It's never an easy task to turn from student to consultant in a matter of days and try to help a business grow. Students from Millikin University's Tabor School of Business were asked to do just that as part of a new January immersion course called Managerial Forensics.
Students spent one week learning a new approach to consulting work by engaging in a case study about a large retailer. The retailer was Ann Taylor, a chain of clothing stores for women. Course instructor Dr. J. Mark Munoz, interim dean of the Tabor School of Business, picked the company.
The students split into five groups and spent four days researching as much information as possible on Ann Taylor. The students utilized data-gathering, research and analytical techniques to investigate and report on how Ann Taylor and Ann Inc. could grow in a global market. The approach the students used (managerial forensics) was created by Dr. Munoz and Diana Heeb Bivona, Millikin adjunct professor.
"The Tabor School of Business wanted to create a course that would simulate a real-life consulting experience – demanding, research-focused, team-based, analytical and fast-paced," said Dr. Munoz. "The students worked day and night for four days to come up with strategies to turn a company around."
What is managerial forensics? It's an approach to identifying and solving business problems as explained by Munoz and Bivona in their book, "Managerial Forensics," published by Business Expert Press in 2015. The approach is used to gather historical corporate data for the purpose of identifying reasons for management obstacles and corporate demise.
"We wanted to create a toolkit that managers can use to take a scientific approach to organizational diagnosis," Dr. Munoz said. "The managerial forensics model is valuable in the classroom, and provides fresh perspectives for consulting companies worldwide. It offers an innovative framework for business transformation and corporate turnaround."
The students presented their ideas on Jan. 22 to a panel of judges which included business consultant Myung Kim of Decatur, Ill., Antonio Varela of Caterpillar Inc., Jonan Tiarks from Land of Lincoln Credit Union and Professor Bivona.
The course was a wonderful vehicle for students to demonstrate not only what they had learned in previous classes, but how they applied those skill sets to the managerial forensics process.
Each team presented unique perspectives on the case and found the root causes of existing problems.

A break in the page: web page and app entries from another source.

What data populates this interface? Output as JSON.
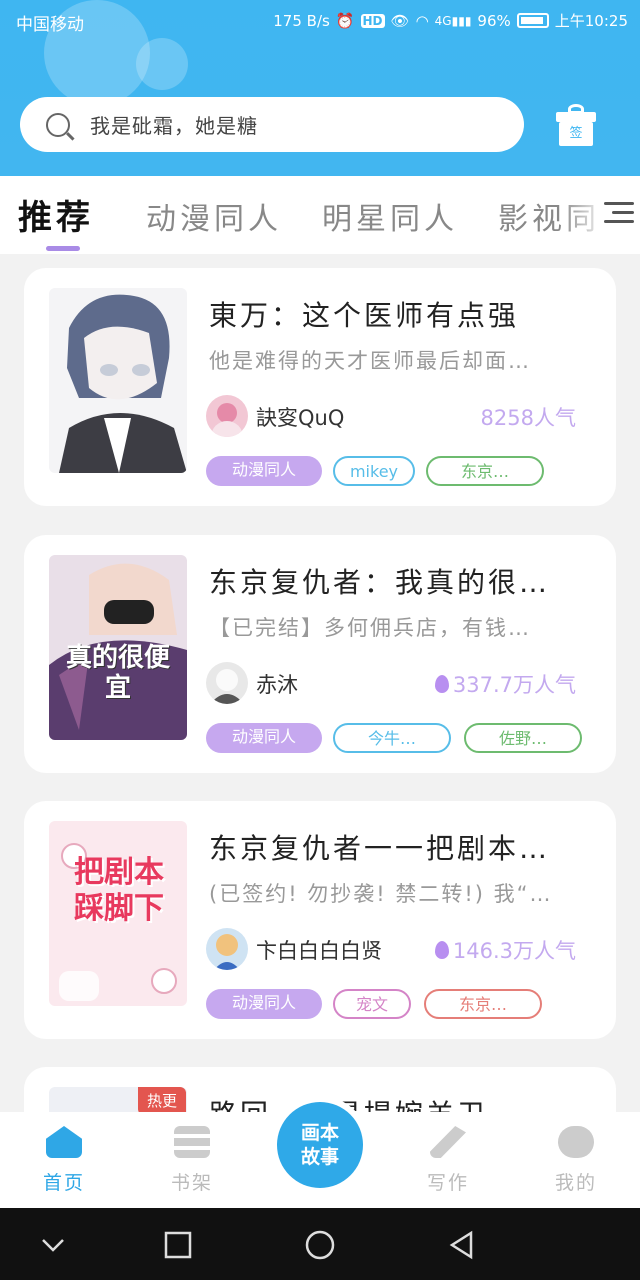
{
  "status_bar": {
    "carrier": "中国移动",
    "speed": "175 B/s",
    "battery": "96%",
    "time": "上午10:25"
  },
  "search": {
    "placeholder": "我是砒霜，她是糖",
    "gift_label": "签"
  },
  "tabs": [
    {
      "label": "推荐",
      "active": true
    },
    {
      "label": "动漫同人",
      "active": false
    },
    {
      "label": "明星同人",
      "active": false
    },
    {
      "label": "影视同",
      "active": false
    }
  ],
  "cards": [
    {
      "title": "東万：这个医师有点强",
      "desc": "他是难得的天才医师最后却面…",
      "author": "訣叜QuQ",
      "popularity": "8258人气",
      "hot": false,
      "tags": [
        {
          "label": "动漫同人",
          "style": "main"
        },
        {
          "label": "mikey",
          "style": "blue"
        },
        {
          "label": "东京…",
          "style": "green"
        }
      ]
    },
    {
      "title": "东京复仇者：我真的很…",
      "desc": "【已完结】多何佣兵店，有钱…",
      "author": "赤沐",
      "popularity": "337.7万人气",
      "hot": true,
      "cover_text": "真的很便宜",
      "tags": [
        {
          "label": "动漫同人",
          "style": "main"
        },
        {
          "label": "今牛…",
          "style": "blue"
        },
        {
          "label": "佐野…",
          "style": "green"
        }
      ]
    },
    {
      "title": "东京复仇者一一把剧本…",
      "desc": "(已签约! 勿抄袭! 禁二转!) 我“…",
      "author": "卞白白白白贤",
      "popularity": "146.3万人气",
      "hot": true,
      "cover_text": "把剧本踩脚下",
      "tags": [
        {
          "label": "动漫同人",
          "style": "main"
        },
        {
          "label": "宠文",
          "style": "pink"
        },
        {
          "label": "东京…",
          "style": "red"
        }
      ]
    },
    {
      "title": "路回……是提婉羊卫",
      "badge": "热更"
    }
  ],
  "bottom_nav": {
    "items": [
      {
        "label": "首页",
        "active": true
      },
      {
        "label": "书架",
        "active": false
      },
      {
        "label": "写作",
        "active": false
      },
      {
        "label": "我的",
        "active": false
      }
    ],
    "center_label_line1": "画本",
    "center_label_line2": "故事"
  },
  "colors": {
    "header_blue": "#3fb6f1",
    "accent_purple": "#a98be6",
    "tag_purple": "#c6a8ef",
    "nav_active": "#2fa7e6"
  }
}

"In terms of the company's strengths, they have unique and quality products," said Stephanie Williams, a senior digital media marketing major from Decatur. "Since 1954, the company's focus has been on the businesswoman demographic. We think they could expand in certain areas like activewear and the online market."

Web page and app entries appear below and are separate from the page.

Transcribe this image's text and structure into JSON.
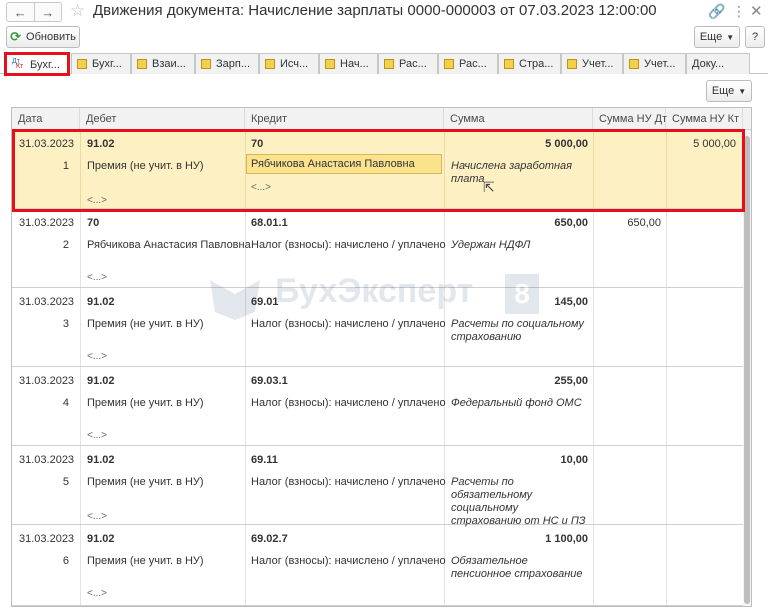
{
  "window": {
    "title": "Движения документа: Начисление зарплаты 0000-000003 от 07.03.2023 12:00:00"
  },
  "toolbar": {
    "refresh_label": "Обновить",
    "more_label": "Еще",
    "help_label": "?"
  },
  "tabs": [
    {
      "label": "Бухг...",
      "icon": "dt-kt-icon",
      "active": true
    },
    {
      "label": "Бухг...",
      "icon": "register-icon"
    },
    {
      "label": "Взаи...",
      "icon": "register-icon"
    },
    {
      "label": "Зарп...",
      "icon": "register-icon"
    },
    {
      "label": "Исч...",
      "icon": "register-icon"
    },
    {
      "label": "Нач...",
      "icon": "register-icon"
    },
    {
      "label": "Рас...",
      "icon": "register-icon"
    },
    {
      "label": "Рас...",
      "icon": "register-icon"
    },
    {
      "label": "Стра...",
      "icon": "register-icon"
    },
    {
      "label": "Учет...",
      "icon": "register-icon"
    },
    {
      "label": "Учет...",
      "icon": "register-icon"
    },
    {
      "label": "Доку...",
      "icon": "table-icon"
    }
  ],
  "table": {
    "more_label": "Еще",
    "columns": [
      "Дата",
      "Дебет",
      "Кредит",
      "Сумма",
      "Сумма НУ Дт",
      "Сумма НУ Кт"
    ],
    "rows": [
      {
        "date": "31.03.2023",
        "num": "1",
        "debit_account": "91.02",
        "debit_sub1": "Премия (не учит. в НУ)",
        "debit_sub2": "<...>",
        "credit_account": "70",
        "credit_sub1": "Рябчикова Анастасия Павловна",
        "credit_sub2": "<...>",
        "amount": "5 000,00",
        "content": "Начислена заработная плата",
        "nu_dt": "",
        "nu_kt": "5 000,00"
      },
      {
        "date": "31.03.2023",
        "num": "2",
        "debit_account": "70",
        "debit_sub1": "Рябчикова Анастасия Павловна",
        "debit_sub2": "<...>",
        "credit_account": "68.01.1",
        "credit_sub1": "Налог (взносы): начислено / уплачено",
        "credit_sub2": "",
        "amount": "650,00",
        "content": "Удержан НДФЛ",
        "nu_dt": "650,00",
        "nu_kt": ""
      },
      {
        "date": "31.03.2023",
        "num": "3",
        "debit_account": "91.02",
        "debit_sub1": "Премия (не учит. в НУ)",
        "debit_sub2": "<...>",
        "credit_account": "69.01",
        "credit_sub1": "Налог (взносы): начислено / уплачено",
        "credit_sub2": "",
        "amount": "145,00",
        "content": "Расчеты по социальному страхованию",
        "nu_dt": "",
        "nu_kt": ""
      },
      {
        "date": "31.03.2023",
        "num": "4",
        "debit_account": "91.02",
        "debit_sub1": "Премия (не учит. в НУ)",
        "debit_sub2": "<...>",
        "credit_account": "69.03.1",
        "credit_sub1": "Налог (взносы): начислено / уплачено",
        "credit_sub2": "",
        "amount": "255,00",
        "content": "Федеральный фонд ОМС",
        "nu_dt": "",
        "nu_kt": ""
      },
      {
        "date": "31.03.2023",
        "num": "5",
        "debit_account": "91.02",
        "debit_sub1": "Премия (не учит. в НУ)",
        "debit_sub2": "<...>",
        "credit_account": "69.11",
        "credit_sub1": "Налог (взносы): начислено / уплачено",
        "credit_sub2": "",
        "amount": "10,00",
        "content": "Расчеты по обязательному социальному страхованию от НС и ПЗ",
        "nu_dt": "",
        "nu_kt": ""
      },
      {
        "date": "31.03.2023",
        "num": "6",
        "debit_account": "91.02",
        "debit_sub1": "Премия (не учит. в НУ)",
        "debit_sub2": "<...>",
        "credit_account": "69.02.7",
        "credit_sub1": "Налог (взносы): начислено / уплачено",
        "credit_sub2": "",
        "amount": "1 100,00",
        "content": "Обязательное пенсионное страхование",
        "nu_dt": "",
        "nu_kt": ""
      }
    ]
  },
  "watermark": {
    "text": "БухЭксперт",
    "badge": "8"
  }
}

During her group's presentation, Williams said the company could focus on marketing and improving customer service. "We think they could restructure their customer service in a way that all their employees are aware of the process. Customers are their first priority and if they aren't happy, they won't buy the products. The company would also need to establish their target market and find what their clients would want in order to generate more sales."
Several international students from Paris, France, who are studying at Millikin for the academic year, took part in the course.
"The unending time pressure resulting from daily report submissions and presentations challenged the students like never before," said Dr. Munoz. "Eventually, they learned that the practice of management needs to be treated more like a science. Similar to a forensic investigation, evidences have to be meticulously gathered in order to find viable solutions."
As one of the members on the panel, Diana Heeb Bivona was impressed with how the students applied their skill sets to the course and their presentations.
"The course was a wonderful vehicle for students to demonstrate not only what they had learned in previous accounting, management, operations and marketing classes, but how they applied those skill sets to the managerial forensics process," said Bivona. "I was impressed by what the students had accomplished in such a limited amount of time. Their openness and positivity to the panel's critiques and feedback demonstrated that they were engaged and responsive, which was wonderful to see."